This past week I conducted two interviews for my eBook. I had forgotten how much fun interviews were and I also channeled my “retired” reporter and returned to the scene of that literary crime. I only say that because of early experiences with the rewrite editor at the Record, who seemed to delight in revising my sentences as I called them in.
The first interview was a huge Springsteen fan and had attended 57 concerts, adding a few more on this “Wrecking Ball” tour. He is connecting me to a friend who has been to 500+ concerts, including 180 from the “Darkness” tour alone. That ought to be interesting.
The second interview was a guy who grew up in Lakewood as a neighbor of some of the Springsteen family.

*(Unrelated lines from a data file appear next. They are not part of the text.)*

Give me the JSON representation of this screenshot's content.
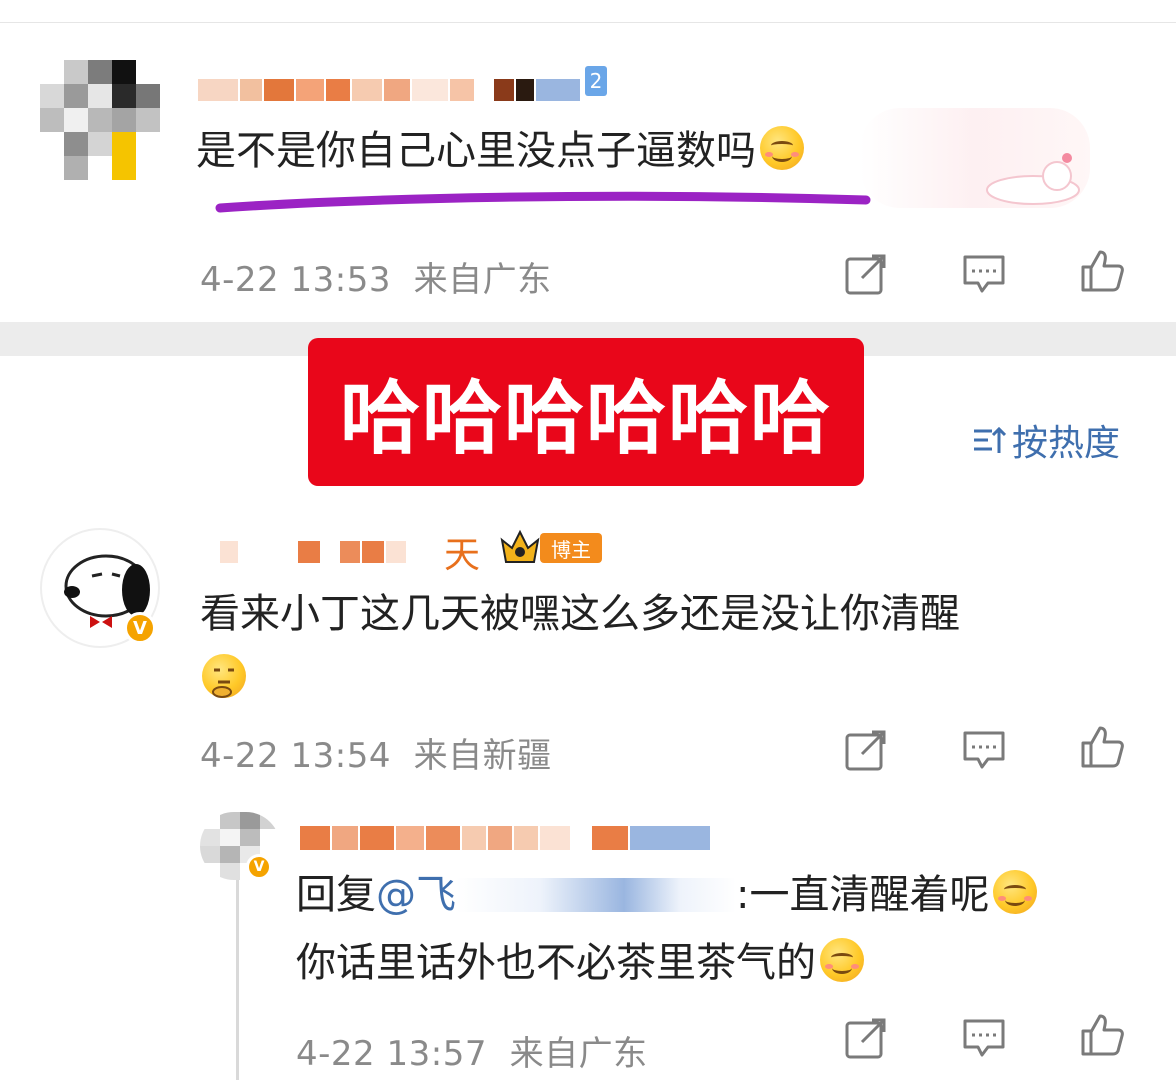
{
  "comments": [
    {
      "text": "是不是你自己心里没点子逼数吗",
      "time": "4-22 13:53",
      "location": "来自广东",
      "user_level": "2"
    },
    {
      "name_tail": "天",
      "badge": "博主",
      "text_line1": "看来小丁这几天被嘿这么多还是没让你清醒",
      "time": "4-22 13:54",
      "location": "来自新疆"
    }
  ],
  "reply": {
    "prefix": "回复",
    "mention": "@飞",
    "text_line1": ":一直清醒着呢",
    "text_line2": "你话里话外也不必茶里茶气的",
    "time": "4-22 13:57",
    "location": "来自广东"
  },
  "banner": {
    "text": "哈哈哈哈哈哈"
  },
  "sort": {
    "label": "按热度",
    "icon": "sort-icon"
  },
  "icons": {
    "share": "share-icon",
    "comment": "comment-icon",
    "like": "thumbs-up-icon",
    "emoji": "smile-emoji-icon"
  },
  "colors": {
    "banner_red": "#e9061a",
    "link_blue": "#3f6fae",
    "meta_gray": "#8a8a8a",
    "underline_purple": "#9b23c4",
    "blogger_orange": "#f38b1c"
  }
}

He told me a major figure (I won’t spoil it) in one of Bruce’s songs was based on his Little League coach. This interviewee was such an insider that I’m having second thoughts about using some of the interview because it’s too personal. I want this book to be fun not an exposé. One of the reasons I left journalism was that some of the investigative work was a little too “down and dirty” for me to get involved.
These interviews are getting interesting because they are pointing me to other people who might make good interviews. I could do interviews for months but in the interest of getting the book out I have to cut them off at some point. With an eBook, I can always add them later.

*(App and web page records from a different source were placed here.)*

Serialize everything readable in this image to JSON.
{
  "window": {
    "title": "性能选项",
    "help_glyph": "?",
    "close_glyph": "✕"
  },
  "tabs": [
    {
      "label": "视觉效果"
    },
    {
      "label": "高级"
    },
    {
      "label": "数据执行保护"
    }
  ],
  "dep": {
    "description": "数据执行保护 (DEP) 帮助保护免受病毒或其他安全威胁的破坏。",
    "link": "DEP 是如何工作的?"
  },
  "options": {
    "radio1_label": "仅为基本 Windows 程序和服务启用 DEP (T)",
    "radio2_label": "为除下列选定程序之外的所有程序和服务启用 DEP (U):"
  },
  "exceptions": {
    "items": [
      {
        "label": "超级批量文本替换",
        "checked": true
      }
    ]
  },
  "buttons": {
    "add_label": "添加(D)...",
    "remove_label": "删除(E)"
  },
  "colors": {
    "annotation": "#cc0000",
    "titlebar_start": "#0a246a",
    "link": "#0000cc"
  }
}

Another idea rounding into shape is the book cover. I am now reconsidering the title because the thumbnail will be so small, a long title will not work. The beauty of black and white photos is that they appear the same way in different eBook formats. I have an excellent black and white stage photo and I am considering a black cover with copy dropped out to white to compliment the starkness. Caught by accident in the photo, is the outline of Clarence Clemens’ sax.

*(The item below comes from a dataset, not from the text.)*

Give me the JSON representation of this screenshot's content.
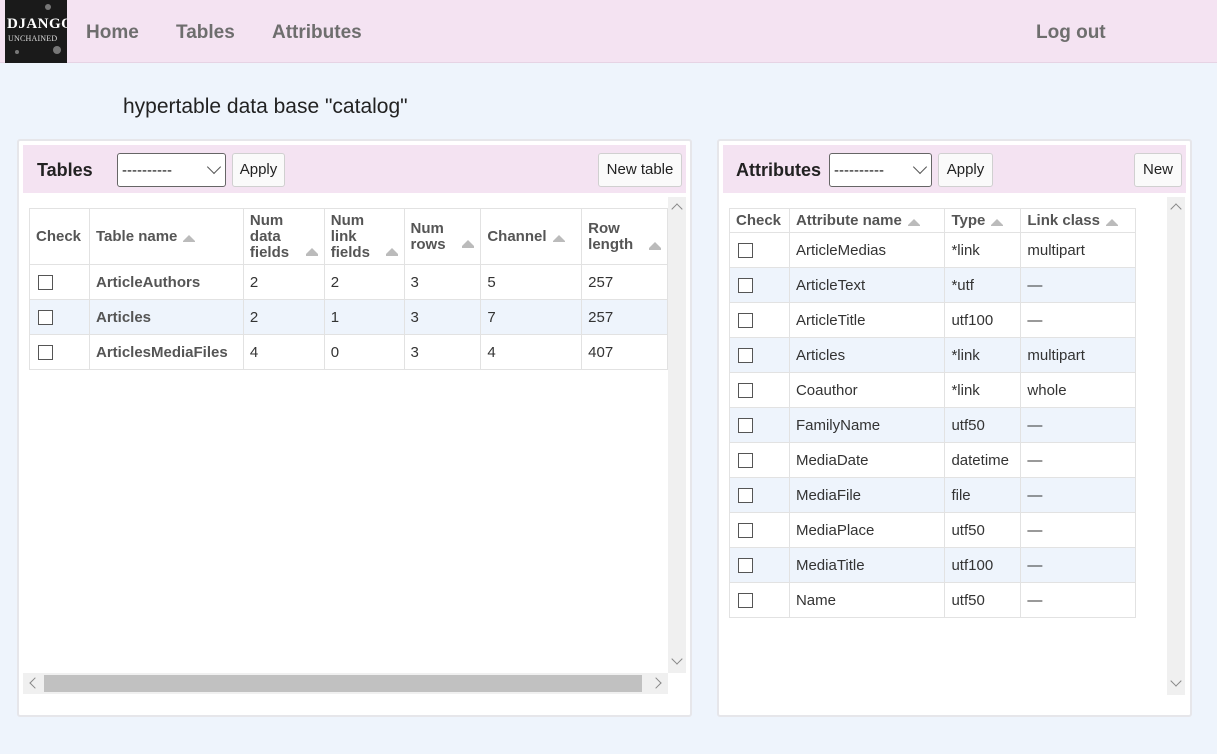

As I get closer to publication date, the whole process is getting more interesting and, in a way, a shame to end. I am committed to finishing this for no other reason than I want to move on and epublishing makes this a bit easier because of the revision process. In a way, epublishing is never final.